 Matt Spetalnick, U.S. Prepares High-Seas Crackdown on North Korea Sanctions Evaders, Reuters (Feb. 23, 2018), https://www.reuters.com/article/us-north-korea-missiles-ships-exclusive/exclusive-u-s-prepares-high-seas-crackdown-on-north-korea-sanctions-evaders-sources-idUSKCN1G72UY
 PBS, New U.S. sanctions crack down on North Korean illegal trade, Pbs (Feb. 23, 2018), https://www.pbs.org/newshour/show/news-wrap-new-u-s-sanctions-crack-down-on-north-korean-illegal-trade#transcript
 Austin Ramzy, Dennis Rodman, Frequent Visitor to North Korea, is Back, New York Times (June 13, 2017), https://www.nytimes.com/2017/06/13/world/asia/dennis-rodman-north-korea.html

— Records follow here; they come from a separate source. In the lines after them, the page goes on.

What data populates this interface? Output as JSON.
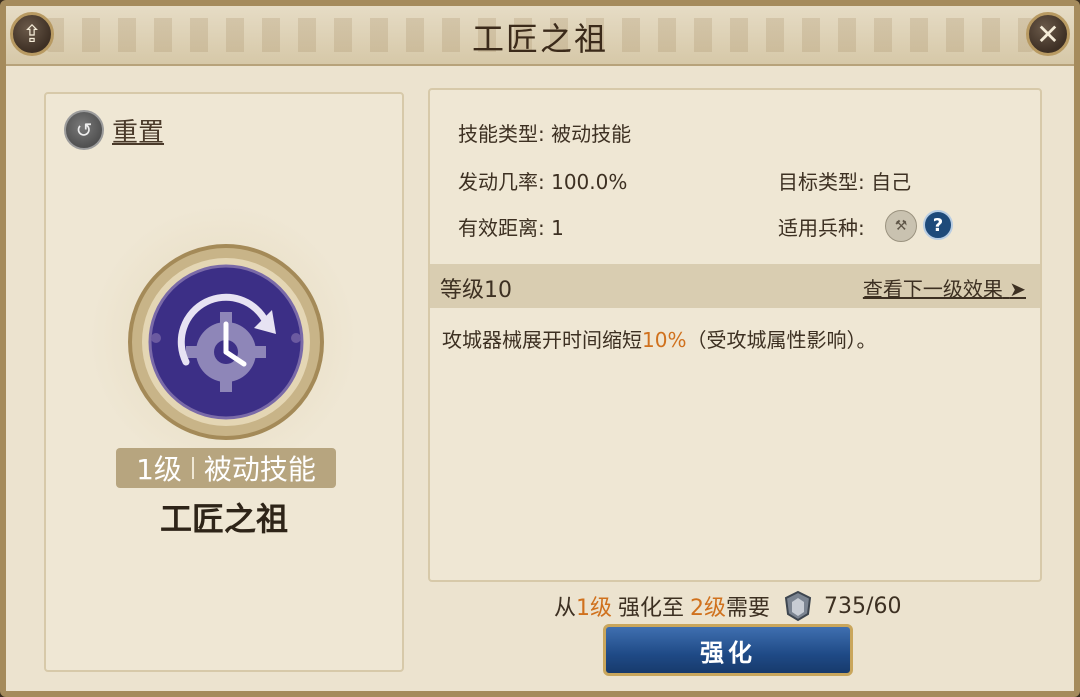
{
  "header": {
    "title": "工匠之祖"
  },
  "left": {
    "reset_label": "重置",
    "level": "1级",
    "skill_kind": "被动技能",
    "skill_name": "工匠之祖"
  },
  "info": {
    "skill_type_label": "技能类型:",
    "skill_type_value": "被动技能",
    "trigger_rate_label": "发动几率:",
    "trigger_rate_value": "100.0%",
    "target_type_label": "目标类型:",
    "target_type_value": "自己",
    "range_label": "有效距离:",
    "range_value": "1",
    "unit_type_label": "适用兵种:"
  },
  "level_section": {
    "level_label": "等级10",
    "next_level_link": "查看下一级效果"
  },
  "effect": {
    "prefix": "攻城器械展开时间缩短",
    "value": "10%",
    "suffix": "（受攻城属性影响）。"
  },
  "upgrade": {
    "from_text": "从",
    "from_level": "1级",
    "mid_text": "强化至",
    "to_level": "2级",
    "need_text": "需要",
    "cost": "735/60",
    "button_label": "强化"
  },
  "colors": {
    "highlight": "#d0711d",
    "button_blue": "#1f4a86",
    "frame_gold": "#a58b5c"
  }
}
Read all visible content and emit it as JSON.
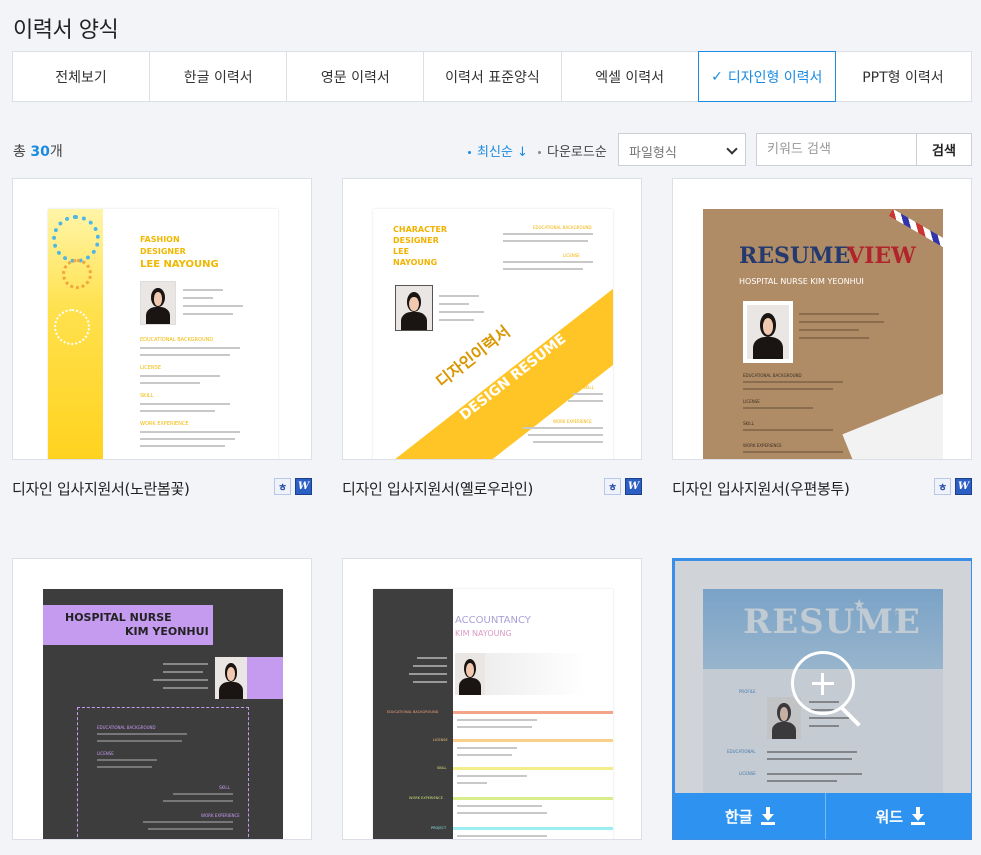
{
  "page": {
    "title": "이력서 양식"
  },
  "tabs": [
    {
      "label": "전체보기",
      "active": false
    },
    {
      "label": "한글 이력서",
      "active": false
    },
    {
      "label": "영문 이력서",
      "active": false
    },
    {
      "label": "이력서 표준양식",
      "active": false
    },
    {
      "label": "엑셀 이력서",
      "active": false
    },
    {
      "label": "디자인형 이력서",
      "active": true
    },
    {
      "label": "PPT형 이력서",
      "active": false
    }
  ],
  "toolbar": {
    "count_prefix": "총",
    "count_value": "30",
    "count_suffix": "개",
    "sort_latest": "최신순 ↓",
    "sort_download": "다운로드순",
    "file_type_select": "파일형식",
    "search_placeholder": "키워드 검색",
    "search_button": "검색"
  },
  "cards": [
    {
      "title": "디자인 입사지원서(노란봄꽃)",
      "thumb": {
        "l1": "FASHION",
        "l2": "DESIGNER",
        "l3": "LEE NAYOUNG",
        "s1": "EDUCATIONAL BACKGROUND",
        "s2": "LICENSE",
        "s3": "SKILL",
        "s4": "WORK EXPERIENCE"
      }
    },
    {
      "title": "디자인 입사지원서(옐로우라인)",
      "thumb": {
        "l1": "CHARACTER",
        "l2": "DESIGNER",
        "l3": "LEE",
        "l4": "NAYOUNG",
        "band1": "디자인이력서",
        "band2": "DESIGN RESUME",
        "s1": "EDUCATIONAL BACKGROUND",
        "s2": "LICENSE",
        "s3": "SKILL",
        "s4": "WORK EXPERIENCE"
      }
    },
    {
      "title": "디자인 입사지원서(우편봉투)",
      "thumb": {
        "title_a": "RESUME",
        "title_b": "VIEW",
        "subtitle": "HOSPITAL NURSE KIM YEONHUI",
        "s1": "EDUCATIONAL BACKGROUND",
        "s2": "LICENSE",
        "s3": "SKILL",
        "s4": "WORK EXPERIENCE"
      }
    },
    {
      "title": "",
      "thumb": {
        "l1": "HOSPITAL NURSE",
        "l2": "KIM YEONHUI",
        "s1": "EDUCATIONAL BACKGROUND",
        "s2": "LICENSE",
        "s3": "SKILL",
        "s4": "WORK EXPERIENCE"
      }
    },
    {
      "title": "",
      "thumb": {
        "l1": "ACCOUNTANCY",
        "l2": "KIM NAYOUNG",
        "s1": "EDUCATIONAL BACKGROUND",
        "s2": "LICENSE",
        "s3": "SKILL",
        "s4": "WORK EXPERIENCE",
        "s5": "PROJECT"
      }
    },
    {
      "title": "",
      "thumb": {
        "title": "RESUME",
        "s0": "PROFILE",
        "s1": "EDUCATIONAL",
        "s2": "LICENSE"
      },
      "download": {
        "hwp": "한글",
        "word": "워드"
      }
    }
  ],
  "icons": {
    "hwp": "hwp-file-icon",
    "word": "word-file-icon",
    "zoom": "zoom-in-icon",
    "download": "download-icon",
    "check": "check-icon"
  },
  "colors": {
    "accent": "#1a8be0",
    "download_bar": "#2e93f0"
  }
}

 Motoko Rich, Olympics Open with Koreans Marching Together, Offering Hope for Peace, New York Times (Feb 9. 2018) https://www.nytimes.com/2018/02/09/world/asia/olympics-opening-ceremony-north-korea.html?mtrref=www.google.com&gwh=98AA3F8C5F96FACC57E6F7E5677567CE&gwt.
 Spetalnick, supra note 1.
 S.C. Res. 2397 (Dec. 22, 2017).
 Yara Bayoumy, U.S. Ready to Open Jerusalem Embassy in May, Reuters (Feb. 23, 2018), https://www.reuters.com/article/us-usa-israel-diplomacy/u-s-ready-to-open-jerusalem-embassy-in-may-state-department-idUSKCN1G71WF.
 Kaitlan Collins, Trump Announces New North Korea Sanctions, Cnn (Feb. 24, 2018), https://www.cnn.com/2018/02/23/politics/donald-trump-north-korea-sanctions/index.html.
 Steve Holland and Christine Kim, U.S. Imposes More North Korea Sanctions, Trump Warns of ‘phase two’, Reuters (Feb. 23, 2018), https://www.reuters.com/article/us-northkorea-missiles-trump/u-s-imposes-more-north-korea-sanctions-trump-warns-of-phase-two-idUSKCN1G71RD.
 Mark Landler, Trump Announces Harsh New Sanctions Against North Korea, New York Times (Feb. 23, 2018), https://www.nytimes.com/2018/02/23/us/politics/trump-north-korea-sanctions.html.
 Eleanor Albert, What to Know About the Sanctions on North Korea, Council on Foreign Rel. (Jan. 3, 2018), https://www.cfr.org/backgrounder/what-know-about-sanctions-north-korea.
 Landler, supra note 14.